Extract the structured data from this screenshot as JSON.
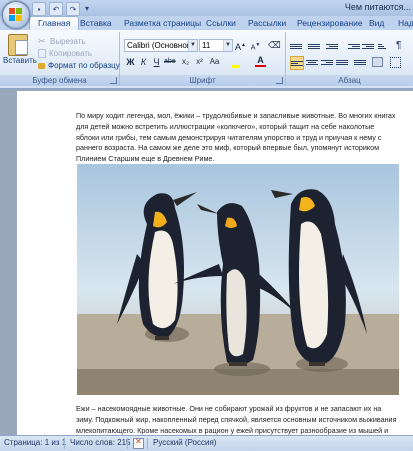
{
  "window": {
    "title": "Чем питаются..."
  },
  "tabs": [
    "Главная",
    "Вставка",
    "Разметка страницы",
    "Ссылки",
    "Рассылки",
    "Рецензирование",
    "Вид",
    "Над"
  ],
  "clipboard": {
    "paste_label": "Вставить",
    "cut_label": "Вырезать",
    "copy_label": "Копировать",
    "format_painter_label": "Формат по образцу",
    "group_label": "Буфер обмена"
  },
  "font": {
    "name_value": "Calibri (Основной тек",
    "size_value": "11",
    "group_label": "Шрифт",
    "bold": "Ж",
    "italic": "К",
    "underline": "Ч",
    "strike": "abe",
    "subscript": "x₂",
    "superscript": "x²",
    "change_case": "Aa",
    "grow": "A",
    "shrink": "A"
  },
  "paragraph": {
    "group_label": "Абзац"
  },
  "document": {
    "paragraph1": "По миру ходит легенда, мол, ёжики – трудолюбивые и запасливые животные.  Во многих книгах для детей можно встретить иллюстрации «колючего», который тащит на себе наколотые яблоки или грибы, тем самым демонстрируя читателям упорство и труд и приучая к нему с раннего возраста. На самом же деле  это миф, который впервые был, упомянут историком Плинием Старшим еще в Древнем Риме.",
    "paragraph2": "Ежи – насекомоядные животные. Они не собирают урожай из фруктов и не запасают их на зиму. Подкожный жир, накопленный перед спячкой, является основным источником выживания млекопитающего. Кроме насекомых в рацион у ежей присутствует разнообразие из мышей и"
  },
  "status": {
    "page": "Страница: 1 из 1",
    "words": "Число слов: 215",
    "language": "Русский (Россия)"
  },
  "colors": {
    "highlight": "#ffff00",
    "font_color": "#e00000",
    "accent": "#15428b"
  }
}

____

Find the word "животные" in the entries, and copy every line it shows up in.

**TASK SOLUTION**
    "paragraph1": "По миру ходит легенда, мол, ёжики – трудолюбивые и запасливые животные.  Во многих книгах для детей можно встретить иллюстрации «колючего», который тащит на себе наколотые яблоки или грибы, тем самым демонстрируя читателям упорство и труд и приучая к нему с раннего возраста. На самом же деле  это миф, который впервые был, упомянут историком Плинием Старшим еще в Древнем Риме.",
    "paragraph2": "Ежи – насекомоядные животные. Они не собирают урожай из фруктов и не запасают их на зиму. Подкожный жир, накопленный перед спячкой, является основным источником выживания млекопитающего. Кроме насекомых в рацион у ежей присутствует разнообразие из мышей и"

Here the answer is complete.